#### [TASK GOAL]
For the records below, report how many lines include "false", with no accompanying text.

┄┄┄┄┄┄┄┄┄┄

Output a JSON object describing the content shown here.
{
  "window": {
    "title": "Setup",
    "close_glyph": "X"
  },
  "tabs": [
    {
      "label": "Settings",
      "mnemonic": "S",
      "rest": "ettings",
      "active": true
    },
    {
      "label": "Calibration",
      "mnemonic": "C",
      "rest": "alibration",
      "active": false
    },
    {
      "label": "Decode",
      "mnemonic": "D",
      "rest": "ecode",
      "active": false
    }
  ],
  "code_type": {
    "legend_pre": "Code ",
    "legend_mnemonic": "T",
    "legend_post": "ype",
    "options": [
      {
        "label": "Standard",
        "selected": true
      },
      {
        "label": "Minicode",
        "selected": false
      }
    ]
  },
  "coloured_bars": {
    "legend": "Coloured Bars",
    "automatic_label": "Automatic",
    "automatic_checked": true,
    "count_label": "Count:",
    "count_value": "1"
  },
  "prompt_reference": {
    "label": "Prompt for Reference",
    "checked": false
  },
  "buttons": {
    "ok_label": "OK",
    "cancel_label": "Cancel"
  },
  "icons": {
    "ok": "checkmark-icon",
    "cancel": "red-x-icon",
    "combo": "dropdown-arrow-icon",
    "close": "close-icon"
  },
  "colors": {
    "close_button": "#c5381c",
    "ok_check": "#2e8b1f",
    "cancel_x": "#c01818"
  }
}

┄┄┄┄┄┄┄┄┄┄

#### [THE COMPLETED TASK]
4